Extracted data:
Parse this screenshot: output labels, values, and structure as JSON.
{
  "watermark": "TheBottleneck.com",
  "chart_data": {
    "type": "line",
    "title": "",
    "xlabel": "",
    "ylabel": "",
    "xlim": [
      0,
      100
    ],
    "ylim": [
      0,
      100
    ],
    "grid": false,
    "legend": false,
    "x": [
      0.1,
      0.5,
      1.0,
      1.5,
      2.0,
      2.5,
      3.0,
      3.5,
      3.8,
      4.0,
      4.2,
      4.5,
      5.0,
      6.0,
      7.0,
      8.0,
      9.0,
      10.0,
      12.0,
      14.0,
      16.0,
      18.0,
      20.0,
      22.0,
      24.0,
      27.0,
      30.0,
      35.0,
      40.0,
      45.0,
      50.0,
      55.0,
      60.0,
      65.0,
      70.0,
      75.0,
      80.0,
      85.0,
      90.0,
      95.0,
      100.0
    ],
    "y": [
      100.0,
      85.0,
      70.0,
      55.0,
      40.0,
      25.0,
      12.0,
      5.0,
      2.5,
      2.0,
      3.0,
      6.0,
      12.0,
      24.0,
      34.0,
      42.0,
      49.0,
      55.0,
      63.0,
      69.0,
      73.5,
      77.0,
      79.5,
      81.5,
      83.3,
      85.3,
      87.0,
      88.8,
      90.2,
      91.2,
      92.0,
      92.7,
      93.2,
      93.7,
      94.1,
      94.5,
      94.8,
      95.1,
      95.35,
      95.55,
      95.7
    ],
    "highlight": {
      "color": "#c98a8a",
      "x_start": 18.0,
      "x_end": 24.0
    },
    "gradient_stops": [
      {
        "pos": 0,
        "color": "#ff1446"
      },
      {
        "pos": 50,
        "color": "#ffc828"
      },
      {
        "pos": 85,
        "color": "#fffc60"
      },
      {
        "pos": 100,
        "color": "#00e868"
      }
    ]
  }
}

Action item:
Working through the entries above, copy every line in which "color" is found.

Result of this task:
      "color": "#c98a8a",
        "color": "#ff1446"
        "color": "#ffc828"
        "color": "#fffc60"
        "color": "#00e868"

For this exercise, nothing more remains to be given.